Work instructions: What is the number of lines in the entries below that include the word "Booking"? Provide the number only.

Saved entries
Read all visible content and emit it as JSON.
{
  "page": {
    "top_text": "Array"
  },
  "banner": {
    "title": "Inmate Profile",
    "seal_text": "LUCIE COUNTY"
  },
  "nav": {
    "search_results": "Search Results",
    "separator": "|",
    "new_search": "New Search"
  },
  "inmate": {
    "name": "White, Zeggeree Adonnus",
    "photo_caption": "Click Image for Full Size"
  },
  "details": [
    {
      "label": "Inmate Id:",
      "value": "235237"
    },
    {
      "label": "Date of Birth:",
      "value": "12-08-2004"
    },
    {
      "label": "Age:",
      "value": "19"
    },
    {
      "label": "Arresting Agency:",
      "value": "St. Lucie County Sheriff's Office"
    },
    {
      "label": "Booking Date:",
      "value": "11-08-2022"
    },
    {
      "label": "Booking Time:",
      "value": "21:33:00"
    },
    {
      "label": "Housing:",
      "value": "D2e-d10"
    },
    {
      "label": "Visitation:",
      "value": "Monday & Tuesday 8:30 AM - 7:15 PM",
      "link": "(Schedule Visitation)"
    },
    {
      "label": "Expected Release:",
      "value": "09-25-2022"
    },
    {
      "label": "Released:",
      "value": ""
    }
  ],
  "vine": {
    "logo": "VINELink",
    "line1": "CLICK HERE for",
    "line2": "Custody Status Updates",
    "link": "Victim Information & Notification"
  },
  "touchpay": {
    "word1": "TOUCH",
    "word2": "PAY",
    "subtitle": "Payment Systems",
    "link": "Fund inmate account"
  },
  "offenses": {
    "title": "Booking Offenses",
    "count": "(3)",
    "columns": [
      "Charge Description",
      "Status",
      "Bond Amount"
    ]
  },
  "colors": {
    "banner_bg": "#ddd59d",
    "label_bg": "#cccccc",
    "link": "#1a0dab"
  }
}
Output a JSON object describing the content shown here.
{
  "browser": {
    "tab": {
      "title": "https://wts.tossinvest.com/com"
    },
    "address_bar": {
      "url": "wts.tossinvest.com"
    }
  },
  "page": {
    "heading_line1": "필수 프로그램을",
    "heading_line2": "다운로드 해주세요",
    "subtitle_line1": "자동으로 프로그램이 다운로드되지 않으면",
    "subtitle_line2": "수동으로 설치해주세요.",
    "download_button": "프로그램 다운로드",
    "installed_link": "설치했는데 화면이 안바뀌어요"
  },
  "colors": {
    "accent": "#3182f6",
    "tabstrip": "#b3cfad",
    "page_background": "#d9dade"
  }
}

Response to this task: 3